• **What you need to do**
Pull every line containing "Port" from the entries.

BEGIN

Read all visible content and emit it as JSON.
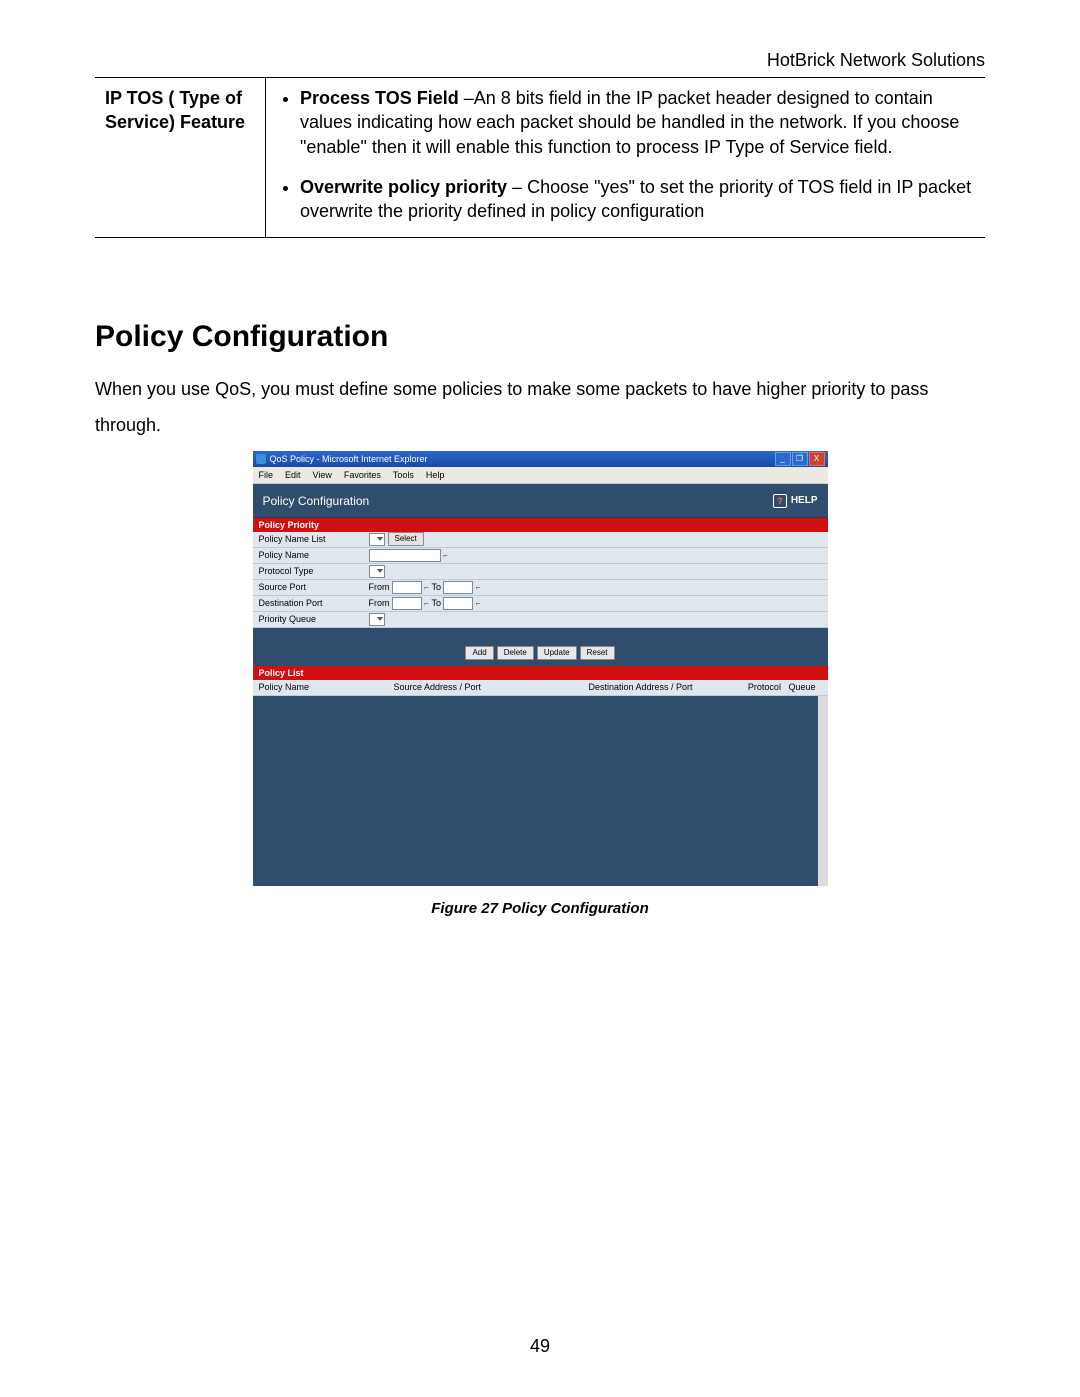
{
  "doc": {
    "header_right": "HotBrick Network Solutions",
    "page_number": "49"
  },
  "feature_table": {
    "left_heading": "IP TOS ( Type of Service) Feature",
    "item1_title": "Process TOS Field",
    "item1_body": " –An 8 bits field in the IP packet header designed to contain values indicating how each packet should be handled in the network. If you choose \"enable\" then it will enable this function to process IP Type of Service field.",
    "item2_title": "Overwrite policy priority",
    "item2_body": " – Choose \"yes\" to set the priority of TOS field in IP packet overwrite the priority defined in policy configuration"
  },
  "section": {
    "heading": "Policy Configuration",
    "intro": "When you use QoS, you must define some policies to make some packets to have higher priority to pass through."
  },
  "screenshot": {
    "window_title": "QoS Policy - Microsoft Internet Explorer",
    "menus": [
      "File",
      "Edit",
      "View",
      "Favorites",
      "Tools",
      "Help"
    ],
    "panel_title": "Policy Configuration",
    "help_label": "HELP",
    "priority_band": "Policy Priority",
    "rows": {
      "r1_label": "Policy Name List",
      "r1_btn": "Select",
      "r2_label": "Policy Name",
      "r3_label": "Protocol Type",
      "r4_label": "Source Port",
      "r5_label": "Destination Port",
      "r6_label": "Priority Queue",
      "from": "From",
      "to": "To"
    },
    "buttons": [
      "Add",
      "Delete",
      "Update",
      "Reset"
    ],
    "list_band": "Policy List",
    "list_cols": [
      "Policy Name",
      "Source Address / Port",
      "Destination Address / Port",
      "Protocol",
      "Queue"
    ]
  },
  "caption": "Figure 27  Policy Configuration"
}
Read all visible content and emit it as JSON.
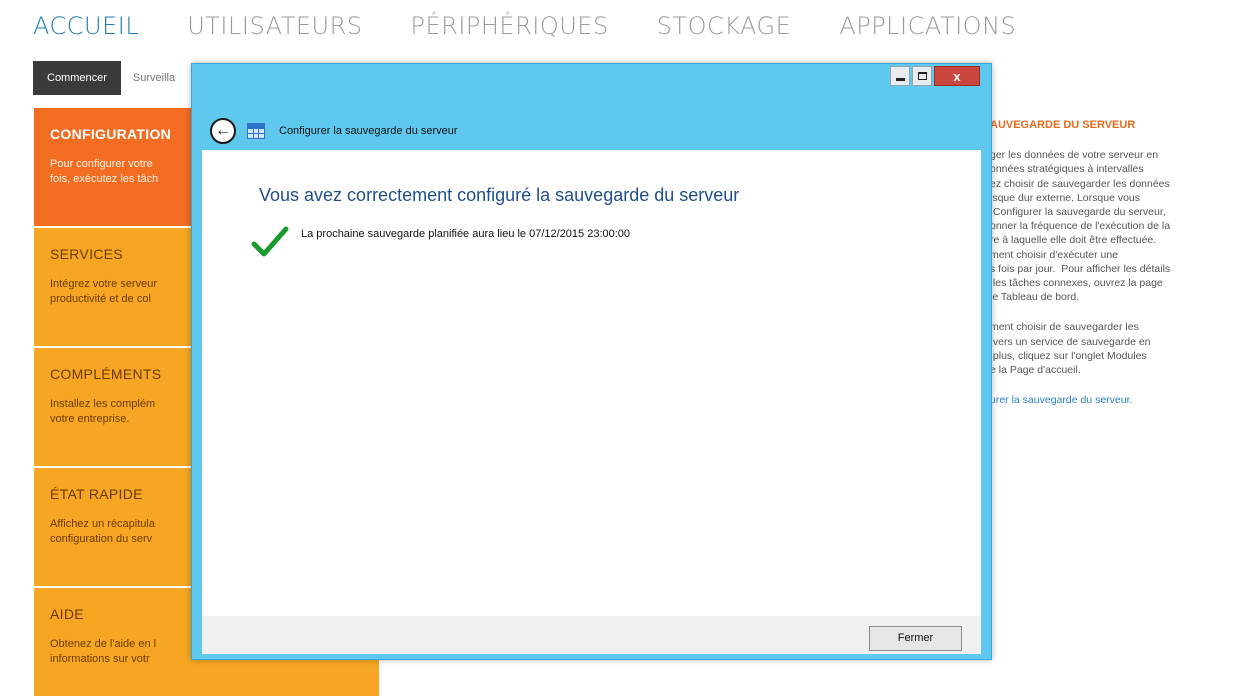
{
  "nav": {
    "items": [
      {
        "label": "ACCUEIL"
      },
      {
        "label": "UTILISATEURS"
      },
      {
        "label": "PÉRIPHÉRIQUES"
      },
      {
        "label": "STOCKAGE"
      },
      {
        "label": "APPLICATIONS"
      }
    ],
    "active_color": "#1f7bb5",
    "inactive_color": "#9a9a9a"
  },
  "subtabs": {
    "items": [
      {
        "label": "Commencer"
      },
      {
        "label": "Surveilla"
      }
    ]
  },
  "tiles": [
    {
      "title": "CONFIGURATION",
      "desc": "Pour configurer votre\nfois, exécutez les tâch",
      "color": "#f26d22"
    },
    {
      "title": "SERVICES",
      "desc": "Intégrez votre serveur\nproductivité et de col",
      "color": "#f6a623"
    },
    {
      "title": "COMPLÉMENTS",
      "desc": "Installez les complém\nvotre entreprise.",
      "color": "#f6a623"
    },
    {
      "title": "ÉTAT RAPIDE",
      "desc": "Affichez un récapitula\nconfiguration du serv",
      "color": "#f6a623"
    },
    {
      "title": "AIDE",
      "desc": "Obtenez de l'aide en l\ninformations sur votr",
      "color": "#f6a623"
    }
  ],
  "info_panel": {
    "title": "AUVEGARDE DU SERVEUR",
    "paragraph1": "ger les données de votre serveur en\nonnées stratégiques à intervalles\nez choisir de sauvegarder les données\nisque dur externe. Lorsque vous\n Configurer la sauvegarde du serveur,\nonner la fréquence de l'exécution de la\nre à laquelle elle doit être effectuée.\nment choisir d'exécuter une\ns fois par jour.  Pour afficher les détails\n les tâches connexes, ouvrez la page\nle Tableau de bord.",
    "paragraph2": "ment choisir de sauvegarder les\n vers un service de sauvegarde en\n plus, cliquez sur l'onglet Modules\ne la Page d'accueil.",
    "link": "urer la sauvegarde du serveur."
  },
  "dialog": {
    "title": "Configurer la sauvegarde du serveur",
    "headline": "Vous avez correctement configuré la sauvegarde du serveur",
    "message": "La prochaine sauvegarde planifiée aura lieu le 07/12/2015 23:00:00",
    "close_label": "Fermer",
    "window_controls": {
      "minimize": "minimize-icon",
      "maximize": "maximize-icon",
      "close": "x"
    },
    "frame_color": "#5fc8ef",
    "headline_color": "#1f4e8c",
    "check_color": "#1a9a2e"
  }
}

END

• **Answer**
      "r4_label": "Source Port",
      "r5_label": "Destination Port",
      "Source Address / Port",
      "Destination Address / Port",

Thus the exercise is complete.